Requirement: Copy out each line of the data that holds the string "Circle".

[Web page and app entries]
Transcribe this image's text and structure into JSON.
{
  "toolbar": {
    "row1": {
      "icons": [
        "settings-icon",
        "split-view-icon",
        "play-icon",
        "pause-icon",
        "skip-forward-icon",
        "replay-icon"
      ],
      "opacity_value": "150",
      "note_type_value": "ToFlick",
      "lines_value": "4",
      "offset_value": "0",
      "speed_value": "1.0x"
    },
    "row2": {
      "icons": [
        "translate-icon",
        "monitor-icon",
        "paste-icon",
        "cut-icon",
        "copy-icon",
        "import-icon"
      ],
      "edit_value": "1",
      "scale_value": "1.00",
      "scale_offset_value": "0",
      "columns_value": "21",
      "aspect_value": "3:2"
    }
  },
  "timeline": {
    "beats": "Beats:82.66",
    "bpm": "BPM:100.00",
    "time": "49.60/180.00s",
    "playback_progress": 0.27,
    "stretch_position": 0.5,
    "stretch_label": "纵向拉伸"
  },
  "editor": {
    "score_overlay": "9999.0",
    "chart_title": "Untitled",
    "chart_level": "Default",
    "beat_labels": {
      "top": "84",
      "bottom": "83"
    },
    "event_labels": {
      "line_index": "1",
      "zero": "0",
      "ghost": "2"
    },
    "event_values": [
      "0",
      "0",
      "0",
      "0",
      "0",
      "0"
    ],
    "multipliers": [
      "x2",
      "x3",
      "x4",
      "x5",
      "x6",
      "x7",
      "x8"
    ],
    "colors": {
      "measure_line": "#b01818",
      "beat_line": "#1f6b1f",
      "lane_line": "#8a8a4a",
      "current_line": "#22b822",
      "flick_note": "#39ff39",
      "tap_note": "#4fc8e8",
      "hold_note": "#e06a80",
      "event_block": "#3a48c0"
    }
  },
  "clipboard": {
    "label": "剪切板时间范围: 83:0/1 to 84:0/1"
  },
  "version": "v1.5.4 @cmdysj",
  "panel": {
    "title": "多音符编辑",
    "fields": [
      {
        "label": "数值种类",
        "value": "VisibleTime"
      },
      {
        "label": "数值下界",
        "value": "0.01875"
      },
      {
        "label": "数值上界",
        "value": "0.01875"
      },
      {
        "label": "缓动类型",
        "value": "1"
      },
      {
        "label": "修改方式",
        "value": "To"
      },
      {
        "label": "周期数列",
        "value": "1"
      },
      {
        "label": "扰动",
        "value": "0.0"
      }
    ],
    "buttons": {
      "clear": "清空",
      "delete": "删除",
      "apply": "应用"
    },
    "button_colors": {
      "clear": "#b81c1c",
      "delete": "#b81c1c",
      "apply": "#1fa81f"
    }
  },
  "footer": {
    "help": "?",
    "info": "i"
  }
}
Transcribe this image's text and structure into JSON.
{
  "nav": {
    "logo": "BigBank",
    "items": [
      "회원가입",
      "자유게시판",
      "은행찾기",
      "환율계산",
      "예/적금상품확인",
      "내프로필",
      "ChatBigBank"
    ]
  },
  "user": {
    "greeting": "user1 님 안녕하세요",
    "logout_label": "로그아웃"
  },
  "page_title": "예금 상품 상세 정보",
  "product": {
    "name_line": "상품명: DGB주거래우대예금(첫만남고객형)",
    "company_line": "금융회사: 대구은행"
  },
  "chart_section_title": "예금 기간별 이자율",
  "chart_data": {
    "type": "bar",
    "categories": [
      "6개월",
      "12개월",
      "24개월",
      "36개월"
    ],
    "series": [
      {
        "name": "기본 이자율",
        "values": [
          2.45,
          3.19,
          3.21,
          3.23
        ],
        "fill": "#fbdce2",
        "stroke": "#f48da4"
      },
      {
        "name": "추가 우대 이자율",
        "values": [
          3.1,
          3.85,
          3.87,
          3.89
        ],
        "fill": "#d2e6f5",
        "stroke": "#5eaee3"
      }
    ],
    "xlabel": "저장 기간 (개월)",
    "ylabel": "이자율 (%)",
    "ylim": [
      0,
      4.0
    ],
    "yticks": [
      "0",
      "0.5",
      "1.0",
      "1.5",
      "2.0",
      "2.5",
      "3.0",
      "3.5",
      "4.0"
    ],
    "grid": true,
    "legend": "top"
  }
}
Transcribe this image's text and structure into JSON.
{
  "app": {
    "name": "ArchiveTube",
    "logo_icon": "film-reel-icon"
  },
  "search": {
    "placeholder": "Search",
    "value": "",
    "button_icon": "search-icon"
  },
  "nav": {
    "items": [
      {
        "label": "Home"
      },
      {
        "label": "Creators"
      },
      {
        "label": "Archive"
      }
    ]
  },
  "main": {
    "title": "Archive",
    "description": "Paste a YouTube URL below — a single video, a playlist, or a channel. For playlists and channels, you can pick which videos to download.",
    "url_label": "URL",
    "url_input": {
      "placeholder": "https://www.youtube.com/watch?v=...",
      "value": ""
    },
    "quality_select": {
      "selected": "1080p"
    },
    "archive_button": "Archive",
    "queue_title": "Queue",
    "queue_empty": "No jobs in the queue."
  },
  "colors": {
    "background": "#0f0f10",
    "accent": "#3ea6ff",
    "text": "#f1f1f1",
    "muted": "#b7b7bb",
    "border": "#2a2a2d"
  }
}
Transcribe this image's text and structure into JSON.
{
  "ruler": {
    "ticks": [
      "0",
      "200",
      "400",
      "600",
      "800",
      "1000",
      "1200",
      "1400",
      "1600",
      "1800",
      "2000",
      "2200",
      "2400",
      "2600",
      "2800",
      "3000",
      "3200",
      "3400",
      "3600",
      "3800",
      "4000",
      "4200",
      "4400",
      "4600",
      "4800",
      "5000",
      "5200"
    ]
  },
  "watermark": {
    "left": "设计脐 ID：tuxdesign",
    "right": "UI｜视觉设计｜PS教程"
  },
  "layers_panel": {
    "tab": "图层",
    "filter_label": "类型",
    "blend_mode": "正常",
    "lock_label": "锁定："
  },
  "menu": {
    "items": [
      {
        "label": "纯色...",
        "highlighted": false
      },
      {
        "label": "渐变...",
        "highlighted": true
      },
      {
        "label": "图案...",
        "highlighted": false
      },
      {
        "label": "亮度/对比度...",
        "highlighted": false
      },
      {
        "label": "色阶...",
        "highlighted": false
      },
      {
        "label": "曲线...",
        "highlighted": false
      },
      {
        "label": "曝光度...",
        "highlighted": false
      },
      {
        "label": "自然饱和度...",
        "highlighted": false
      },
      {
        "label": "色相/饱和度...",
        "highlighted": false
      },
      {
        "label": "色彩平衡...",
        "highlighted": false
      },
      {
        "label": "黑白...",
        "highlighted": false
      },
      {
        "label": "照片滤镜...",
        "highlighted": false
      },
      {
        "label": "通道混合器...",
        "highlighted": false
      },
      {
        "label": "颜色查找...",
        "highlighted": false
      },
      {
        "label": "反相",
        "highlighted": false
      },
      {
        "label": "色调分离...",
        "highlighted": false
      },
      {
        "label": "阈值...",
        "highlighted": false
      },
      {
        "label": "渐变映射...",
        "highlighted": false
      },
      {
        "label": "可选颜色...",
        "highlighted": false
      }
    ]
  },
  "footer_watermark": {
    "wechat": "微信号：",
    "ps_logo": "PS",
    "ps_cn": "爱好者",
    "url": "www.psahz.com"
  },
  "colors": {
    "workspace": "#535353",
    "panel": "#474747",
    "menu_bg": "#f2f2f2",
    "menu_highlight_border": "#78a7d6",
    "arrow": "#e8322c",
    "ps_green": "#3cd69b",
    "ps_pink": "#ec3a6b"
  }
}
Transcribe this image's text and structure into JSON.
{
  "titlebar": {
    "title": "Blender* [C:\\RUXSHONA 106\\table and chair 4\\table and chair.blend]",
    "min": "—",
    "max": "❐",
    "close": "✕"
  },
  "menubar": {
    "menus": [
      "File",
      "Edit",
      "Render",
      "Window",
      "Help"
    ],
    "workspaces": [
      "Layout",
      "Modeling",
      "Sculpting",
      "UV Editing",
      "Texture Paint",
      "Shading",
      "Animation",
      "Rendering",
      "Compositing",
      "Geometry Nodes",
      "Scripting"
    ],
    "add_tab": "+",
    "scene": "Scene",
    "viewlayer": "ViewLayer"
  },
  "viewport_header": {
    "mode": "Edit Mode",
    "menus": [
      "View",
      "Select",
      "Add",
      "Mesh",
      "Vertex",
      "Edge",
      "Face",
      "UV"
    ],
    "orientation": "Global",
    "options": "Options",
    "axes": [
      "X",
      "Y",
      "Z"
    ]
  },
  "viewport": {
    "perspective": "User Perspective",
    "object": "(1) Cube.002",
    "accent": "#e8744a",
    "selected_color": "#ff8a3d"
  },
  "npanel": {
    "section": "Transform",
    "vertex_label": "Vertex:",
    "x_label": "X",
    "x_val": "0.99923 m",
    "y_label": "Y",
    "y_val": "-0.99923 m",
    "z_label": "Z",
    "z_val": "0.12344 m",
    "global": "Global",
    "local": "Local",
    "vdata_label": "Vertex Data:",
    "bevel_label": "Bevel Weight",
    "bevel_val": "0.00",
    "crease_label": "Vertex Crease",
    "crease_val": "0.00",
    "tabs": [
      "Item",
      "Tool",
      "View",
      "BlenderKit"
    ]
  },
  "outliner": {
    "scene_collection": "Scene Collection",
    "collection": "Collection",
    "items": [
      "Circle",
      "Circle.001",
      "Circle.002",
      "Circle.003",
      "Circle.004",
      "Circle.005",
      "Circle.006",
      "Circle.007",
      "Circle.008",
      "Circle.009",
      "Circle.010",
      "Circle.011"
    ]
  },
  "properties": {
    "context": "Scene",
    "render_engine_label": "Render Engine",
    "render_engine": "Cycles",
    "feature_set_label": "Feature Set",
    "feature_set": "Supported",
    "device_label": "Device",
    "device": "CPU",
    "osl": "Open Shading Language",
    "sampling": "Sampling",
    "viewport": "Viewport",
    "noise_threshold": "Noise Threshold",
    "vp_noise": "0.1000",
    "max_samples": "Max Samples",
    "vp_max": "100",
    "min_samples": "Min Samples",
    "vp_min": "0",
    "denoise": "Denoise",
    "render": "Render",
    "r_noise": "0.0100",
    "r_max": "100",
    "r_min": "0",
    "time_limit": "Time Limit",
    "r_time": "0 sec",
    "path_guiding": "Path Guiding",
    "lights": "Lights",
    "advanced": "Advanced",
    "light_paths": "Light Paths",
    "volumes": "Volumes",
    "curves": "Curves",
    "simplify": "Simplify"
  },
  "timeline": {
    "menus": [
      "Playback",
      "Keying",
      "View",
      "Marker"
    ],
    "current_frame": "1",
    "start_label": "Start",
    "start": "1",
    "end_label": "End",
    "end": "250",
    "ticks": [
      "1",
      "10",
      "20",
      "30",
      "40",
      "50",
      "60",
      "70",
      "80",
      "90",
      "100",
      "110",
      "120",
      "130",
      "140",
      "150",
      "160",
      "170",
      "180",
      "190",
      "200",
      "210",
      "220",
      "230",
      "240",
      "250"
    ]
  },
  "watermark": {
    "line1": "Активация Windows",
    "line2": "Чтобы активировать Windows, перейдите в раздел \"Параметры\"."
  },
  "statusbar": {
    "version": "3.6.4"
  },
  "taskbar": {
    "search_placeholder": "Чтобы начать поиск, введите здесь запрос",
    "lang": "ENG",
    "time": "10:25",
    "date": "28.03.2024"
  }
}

Output:
      "Circle",
      "Circle.001",
      "Circle.002",
      "Circle.003",
      "Circle.004",
      "Circle.005",
      "Circle.006",
      "Circle.007",
      "Circle.008",
      "Circle.009",
      "Circle.010",
      "Circle.011"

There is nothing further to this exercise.